315.7: Heymann, Tom. On An Average Day in Japan. New York: Fawcett Columbine, 1992. 206 pp. ISBN 0-449-90607-8.

Dewey Construction:

  • 300: Social Sciences
  • 310: General statistics
  • 315: General statistics of Asia
  • 315.7: General statistics of Japan
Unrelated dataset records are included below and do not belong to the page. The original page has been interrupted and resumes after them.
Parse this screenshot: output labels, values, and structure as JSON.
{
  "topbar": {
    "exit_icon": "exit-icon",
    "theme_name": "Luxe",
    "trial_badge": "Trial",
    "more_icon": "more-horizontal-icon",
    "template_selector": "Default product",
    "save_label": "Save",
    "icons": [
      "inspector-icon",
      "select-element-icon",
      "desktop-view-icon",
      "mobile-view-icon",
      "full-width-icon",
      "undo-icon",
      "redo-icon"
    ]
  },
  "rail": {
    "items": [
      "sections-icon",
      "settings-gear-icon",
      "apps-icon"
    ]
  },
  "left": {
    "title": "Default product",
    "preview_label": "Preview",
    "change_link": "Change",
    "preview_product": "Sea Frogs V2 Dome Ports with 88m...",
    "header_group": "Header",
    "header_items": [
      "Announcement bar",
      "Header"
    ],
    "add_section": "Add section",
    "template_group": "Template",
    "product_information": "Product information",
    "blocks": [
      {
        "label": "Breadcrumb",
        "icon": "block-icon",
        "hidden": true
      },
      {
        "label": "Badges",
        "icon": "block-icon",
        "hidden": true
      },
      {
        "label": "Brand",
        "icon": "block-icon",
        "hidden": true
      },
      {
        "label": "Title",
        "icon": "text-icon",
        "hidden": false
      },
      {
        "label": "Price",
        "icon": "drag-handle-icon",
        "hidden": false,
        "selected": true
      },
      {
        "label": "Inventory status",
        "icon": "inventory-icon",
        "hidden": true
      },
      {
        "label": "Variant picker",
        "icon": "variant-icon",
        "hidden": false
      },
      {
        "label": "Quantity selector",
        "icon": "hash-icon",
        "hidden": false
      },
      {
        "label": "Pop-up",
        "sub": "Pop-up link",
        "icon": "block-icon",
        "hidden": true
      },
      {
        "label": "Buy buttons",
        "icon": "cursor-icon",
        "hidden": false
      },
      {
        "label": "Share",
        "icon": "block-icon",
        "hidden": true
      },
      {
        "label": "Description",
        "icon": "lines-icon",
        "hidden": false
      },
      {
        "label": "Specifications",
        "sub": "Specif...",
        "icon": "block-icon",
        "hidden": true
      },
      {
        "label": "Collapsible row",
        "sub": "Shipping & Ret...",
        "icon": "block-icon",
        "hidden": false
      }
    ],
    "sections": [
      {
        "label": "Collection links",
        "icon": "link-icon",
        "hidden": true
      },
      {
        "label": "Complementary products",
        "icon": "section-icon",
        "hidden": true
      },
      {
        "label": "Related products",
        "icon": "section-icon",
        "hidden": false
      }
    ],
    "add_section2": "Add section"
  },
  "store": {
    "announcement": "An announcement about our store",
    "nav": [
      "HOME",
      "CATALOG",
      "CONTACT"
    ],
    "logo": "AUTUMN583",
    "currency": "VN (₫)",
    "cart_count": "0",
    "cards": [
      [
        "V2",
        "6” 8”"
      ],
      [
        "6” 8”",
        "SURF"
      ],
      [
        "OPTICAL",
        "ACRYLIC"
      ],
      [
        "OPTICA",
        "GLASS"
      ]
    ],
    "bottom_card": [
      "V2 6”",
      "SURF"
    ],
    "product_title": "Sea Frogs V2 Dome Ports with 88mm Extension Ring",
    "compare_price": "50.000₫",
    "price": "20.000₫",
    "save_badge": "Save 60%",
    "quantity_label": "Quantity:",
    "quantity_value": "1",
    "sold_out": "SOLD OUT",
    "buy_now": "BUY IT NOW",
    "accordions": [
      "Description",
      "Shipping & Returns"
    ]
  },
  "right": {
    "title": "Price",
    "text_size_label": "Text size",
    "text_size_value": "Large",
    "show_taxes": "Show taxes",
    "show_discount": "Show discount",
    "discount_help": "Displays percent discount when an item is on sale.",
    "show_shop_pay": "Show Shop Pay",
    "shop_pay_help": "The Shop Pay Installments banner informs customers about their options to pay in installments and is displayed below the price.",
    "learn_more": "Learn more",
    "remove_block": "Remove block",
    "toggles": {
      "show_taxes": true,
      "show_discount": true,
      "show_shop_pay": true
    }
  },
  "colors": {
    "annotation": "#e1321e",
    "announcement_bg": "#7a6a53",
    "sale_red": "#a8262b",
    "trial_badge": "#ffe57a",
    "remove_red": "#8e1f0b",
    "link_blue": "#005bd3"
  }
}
This is another one of Tom Heymann’s collections of demographic statistics. Only a few special writers have ever made statistics/demographics interesting. Tom Heymann isn’t one of them. On An Average Day in Japan is a dated collection of demographics about the Japanese people and what happens on the average day. Each page has a quick set of stats on consumerism, medical behavior, births and deaths, addiction, news media, etc. Most of the figures given are then contrasted with the same general measure for the American population. Read it if you have to; skip it of you don’t.